A Calderdale Council community learning service which required improvement is now rated as “good” following its latest inspection by regulator Ofsted.
The Council is now rated as a good provider of community learning and skills, with effective leadership allowing learners to grow, achieve highly on courses leading to qualifications and meet personal development goals on non-accredited programmes.
A high proportion of learners progressed to higher levels of study, work-related activities or employment on completion of their course and learners’ achievements on programmes leading to qualifications are good.
The council’s adult learning provision is delivered through the adult and community learning service Calderdale Adult Learning (CAL), which provides courses for around 3,800 adults every year, courses ranging from information and communication technology to languages, literacy, numeracy and “preparation for life”.
CAL also offers family learning in partnership with a large number of schools in the borough and similarly with six sub-contractors delivers learning in some of the borough’s most deprived communities.
The team of five inspectors led by lead inspector Tracey Mace-Akroyd said leaders, managers and staff had tackled successfully most of the areas for improvement identified in the last inspection in 2016.
After their four-day inspection visit in January and February this year they concluded: “They have raised expectations and aspirations for learners, particularly in the communities that they target in Halifax.”

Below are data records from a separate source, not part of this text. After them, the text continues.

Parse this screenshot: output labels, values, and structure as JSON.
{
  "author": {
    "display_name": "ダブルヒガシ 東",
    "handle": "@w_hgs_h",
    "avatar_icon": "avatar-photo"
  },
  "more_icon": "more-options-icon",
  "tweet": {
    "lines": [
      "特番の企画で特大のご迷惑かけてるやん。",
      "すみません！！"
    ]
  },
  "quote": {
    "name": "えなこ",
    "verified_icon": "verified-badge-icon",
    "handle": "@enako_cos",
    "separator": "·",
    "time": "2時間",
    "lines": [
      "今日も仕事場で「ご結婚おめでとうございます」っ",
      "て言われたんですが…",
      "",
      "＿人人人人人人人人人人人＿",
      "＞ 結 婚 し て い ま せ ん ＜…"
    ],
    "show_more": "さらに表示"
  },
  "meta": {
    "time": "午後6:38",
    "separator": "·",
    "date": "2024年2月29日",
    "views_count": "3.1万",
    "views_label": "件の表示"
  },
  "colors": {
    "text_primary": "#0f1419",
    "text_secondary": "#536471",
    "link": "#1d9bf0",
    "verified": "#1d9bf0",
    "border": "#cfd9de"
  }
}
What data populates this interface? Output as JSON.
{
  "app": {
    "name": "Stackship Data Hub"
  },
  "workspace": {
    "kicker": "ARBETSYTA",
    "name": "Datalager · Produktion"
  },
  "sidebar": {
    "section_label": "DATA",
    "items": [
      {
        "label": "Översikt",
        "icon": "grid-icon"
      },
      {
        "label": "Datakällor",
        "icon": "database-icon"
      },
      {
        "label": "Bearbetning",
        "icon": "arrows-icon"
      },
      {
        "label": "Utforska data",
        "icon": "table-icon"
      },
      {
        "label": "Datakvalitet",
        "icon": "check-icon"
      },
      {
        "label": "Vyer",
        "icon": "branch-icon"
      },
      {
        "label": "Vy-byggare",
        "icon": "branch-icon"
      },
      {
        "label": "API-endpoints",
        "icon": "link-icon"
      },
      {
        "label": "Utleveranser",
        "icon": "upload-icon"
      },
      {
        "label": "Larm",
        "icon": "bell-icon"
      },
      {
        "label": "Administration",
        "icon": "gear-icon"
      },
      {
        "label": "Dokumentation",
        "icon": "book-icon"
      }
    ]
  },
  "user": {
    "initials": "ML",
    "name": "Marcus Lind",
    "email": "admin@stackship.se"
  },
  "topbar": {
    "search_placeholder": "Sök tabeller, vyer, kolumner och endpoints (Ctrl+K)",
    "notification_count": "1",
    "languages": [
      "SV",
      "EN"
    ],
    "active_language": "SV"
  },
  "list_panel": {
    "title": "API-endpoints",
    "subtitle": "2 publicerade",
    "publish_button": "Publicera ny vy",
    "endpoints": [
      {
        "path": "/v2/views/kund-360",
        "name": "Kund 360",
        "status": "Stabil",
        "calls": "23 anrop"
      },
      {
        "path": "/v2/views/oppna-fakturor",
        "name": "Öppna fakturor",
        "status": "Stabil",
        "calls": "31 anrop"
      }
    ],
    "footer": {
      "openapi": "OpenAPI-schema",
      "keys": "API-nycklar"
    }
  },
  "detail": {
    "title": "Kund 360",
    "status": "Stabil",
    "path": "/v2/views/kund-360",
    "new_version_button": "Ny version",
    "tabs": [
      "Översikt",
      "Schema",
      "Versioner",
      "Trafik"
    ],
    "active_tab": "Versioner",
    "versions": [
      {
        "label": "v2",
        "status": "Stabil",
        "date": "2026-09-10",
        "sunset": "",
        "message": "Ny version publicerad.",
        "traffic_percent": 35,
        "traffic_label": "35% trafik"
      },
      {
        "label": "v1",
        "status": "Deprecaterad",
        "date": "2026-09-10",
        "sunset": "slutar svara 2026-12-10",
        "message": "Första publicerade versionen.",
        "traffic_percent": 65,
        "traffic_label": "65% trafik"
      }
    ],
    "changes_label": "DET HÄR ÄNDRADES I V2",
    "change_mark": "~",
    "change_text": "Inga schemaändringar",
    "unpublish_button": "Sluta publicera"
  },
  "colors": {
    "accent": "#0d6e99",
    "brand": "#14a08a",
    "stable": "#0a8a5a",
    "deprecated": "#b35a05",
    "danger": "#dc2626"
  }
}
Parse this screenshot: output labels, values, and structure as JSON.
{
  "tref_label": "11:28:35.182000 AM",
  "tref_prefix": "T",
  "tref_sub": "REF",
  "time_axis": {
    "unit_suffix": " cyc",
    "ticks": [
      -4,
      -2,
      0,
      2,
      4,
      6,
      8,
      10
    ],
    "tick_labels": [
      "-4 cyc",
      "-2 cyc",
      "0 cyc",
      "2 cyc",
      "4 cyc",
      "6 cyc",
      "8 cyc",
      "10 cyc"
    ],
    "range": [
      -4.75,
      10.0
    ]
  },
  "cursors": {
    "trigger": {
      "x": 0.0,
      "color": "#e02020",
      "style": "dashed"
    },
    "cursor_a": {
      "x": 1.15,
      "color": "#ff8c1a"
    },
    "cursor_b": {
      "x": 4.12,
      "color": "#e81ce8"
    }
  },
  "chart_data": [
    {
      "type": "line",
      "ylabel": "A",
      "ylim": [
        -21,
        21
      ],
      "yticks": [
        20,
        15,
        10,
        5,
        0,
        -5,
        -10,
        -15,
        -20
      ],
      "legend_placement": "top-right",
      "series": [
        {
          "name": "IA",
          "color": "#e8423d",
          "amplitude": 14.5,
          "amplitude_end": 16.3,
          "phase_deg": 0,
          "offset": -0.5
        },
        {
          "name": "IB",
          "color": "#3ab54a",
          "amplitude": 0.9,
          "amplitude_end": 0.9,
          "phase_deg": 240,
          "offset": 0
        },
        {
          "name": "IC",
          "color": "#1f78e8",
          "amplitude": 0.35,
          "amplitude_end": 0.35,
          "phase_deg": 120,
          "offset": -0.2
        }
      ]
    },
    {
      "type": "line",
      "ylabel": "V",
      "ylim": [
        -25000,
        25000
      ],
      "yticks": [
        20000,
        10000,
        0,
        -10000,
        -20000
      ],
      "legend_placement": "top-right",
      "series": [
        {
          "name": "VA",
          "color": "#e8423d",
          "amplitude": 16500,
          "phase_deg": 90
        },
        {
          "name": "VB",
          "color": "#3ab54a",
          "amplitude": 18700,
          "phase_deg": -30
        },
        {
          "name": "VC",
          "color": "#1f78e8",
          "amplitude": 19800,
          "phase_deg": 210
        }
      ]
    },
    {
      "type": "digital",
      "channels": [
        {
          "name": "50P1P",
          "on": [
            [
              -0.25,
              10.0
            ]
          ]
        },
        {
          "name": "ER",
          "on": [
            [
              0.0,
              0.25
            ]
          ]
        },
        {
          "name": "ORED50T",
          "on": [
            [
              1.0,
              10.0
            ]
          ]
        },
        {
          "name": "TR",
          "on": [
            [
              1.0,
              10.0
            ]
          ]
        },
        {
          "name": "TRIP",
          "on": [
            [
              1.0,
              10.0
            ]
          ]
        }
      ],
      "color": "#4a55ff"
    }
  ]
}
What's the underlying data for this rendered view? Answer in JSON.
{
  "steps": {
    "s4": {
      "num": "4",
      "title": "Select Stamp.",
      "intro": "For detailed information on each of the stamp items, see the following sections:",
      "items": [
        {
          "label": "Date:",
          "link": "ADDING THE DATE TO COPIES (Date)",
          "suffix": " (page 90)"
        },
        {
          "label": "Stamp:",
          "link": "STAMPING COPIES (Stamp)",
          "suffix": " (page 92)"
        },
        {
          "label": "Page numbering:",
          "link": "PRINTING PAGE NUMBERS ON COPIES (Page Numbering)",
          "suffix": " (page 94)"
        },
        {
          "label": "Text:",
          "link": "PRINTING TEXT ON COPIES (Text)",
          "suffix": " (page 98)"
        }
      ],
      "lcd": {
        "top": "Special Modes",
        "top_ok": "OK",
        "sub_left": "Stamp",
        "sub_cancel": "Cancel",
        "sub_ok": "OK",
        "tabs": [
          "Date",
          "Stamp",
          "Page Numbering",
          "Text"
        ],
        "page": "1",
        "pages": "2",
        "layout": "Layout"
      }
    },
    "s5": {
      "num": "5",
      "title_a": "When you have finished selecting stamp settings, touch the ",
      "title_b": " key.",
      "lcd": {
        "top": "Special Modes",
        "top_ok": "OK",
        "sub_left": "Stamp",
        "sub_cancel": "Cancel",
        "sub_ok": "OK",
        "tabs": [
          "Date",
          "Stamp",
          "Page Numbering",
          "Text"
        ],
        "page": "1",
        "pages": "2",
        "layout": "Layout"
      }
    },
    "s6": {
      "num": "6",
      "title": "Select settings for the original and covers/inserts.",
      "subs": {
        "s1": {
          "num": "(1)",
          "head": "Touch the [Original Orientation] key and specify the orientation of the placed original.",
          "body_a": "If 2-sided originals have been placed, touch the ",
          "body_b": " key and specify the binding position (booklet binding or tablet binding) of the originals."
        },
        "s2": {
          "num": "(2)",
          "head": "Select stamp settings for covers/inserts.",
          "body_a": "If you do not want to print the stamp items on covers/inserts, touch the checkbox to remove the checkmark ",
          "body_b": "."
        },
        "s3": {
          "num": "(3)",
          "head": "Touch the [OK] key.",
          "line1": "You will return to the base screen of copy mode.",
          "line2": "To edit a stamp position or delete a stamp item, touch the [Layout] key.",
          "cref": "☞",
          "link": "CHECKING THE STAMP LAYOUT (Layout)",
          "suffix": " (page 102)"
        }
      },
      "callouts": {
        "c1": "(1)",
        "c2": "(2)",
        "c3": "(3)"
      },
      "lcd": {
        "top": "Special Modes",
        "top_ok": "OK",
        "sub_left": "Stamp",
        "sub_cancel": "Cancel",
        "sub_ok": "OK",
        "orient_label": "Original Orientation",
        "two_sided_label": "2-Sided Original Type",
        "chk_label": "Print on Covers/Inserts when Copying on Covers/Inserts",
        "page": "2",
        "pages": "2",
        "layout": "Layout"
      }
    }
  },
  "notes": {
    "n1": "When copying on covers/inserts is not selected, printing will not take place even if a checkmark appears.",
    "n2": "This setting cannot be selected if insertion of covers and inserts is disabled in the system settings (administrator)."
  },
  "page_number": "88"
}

Strong links with sub-contractors, local enterprise partners, agencies and voluntary organisations enabled CAL to provide a responsive curriculum which meets local and regional skills priorities and the needs of the most isolated and disadvantaged communities.
Actions were managed and planned effectively by leaders and managers whose self-assessment was largely accurate and highly self-critical, said the inspectors.
In turn councillors demonstrate a high level of support and investment in maintaining high quality adult learning provision, ensuring the council’s high aspirations are met and performance targets achieved.
The result is Ofsted rating the authority’s service as “good” in every aspect.
“Teachers are skilled in planning and delivering high quality and interesting learning activities…teachers set high expectations for learners (and) use their specialist skills well,” says the report.
In family learning lessons, learners report they are able to help their children understand English and mathematics better as a result of their course and the learning activities have a positive impact on behaviour in school and family life.
“Learners grow in confidence; they develop very good personal, social and, in many cases, work-related skills that prepare them well for the future,” said the inspectors.
To improve further the authority should ensure learners’ long-term goals include work related skills, improve development of mathematical skills, deploy support staff in lessons more effectively, take action to improve learners’ understanding of the risks of radicalisation and establish clear links between the purpose of non-accredited programmes and the council’s own key priorities.
Calderdale Council’s director for adults and children’s services, Stuart Smith, said: “It’s great news that Calderdale Adult Learning has received such a positive Ofsted report.
“A lot of hard work has gone into making improvements in the service and I’m pleased that this has now been formally recognised with a ‘good’ rating.
“The service offers a variety of fantastic learning opportunities, which supports local communities to access learning and employment, reducing social isolation and improving emotional health and wellbeing.
“This is a service we’re very proud to provide and I’m sure it will go from strength to strength.”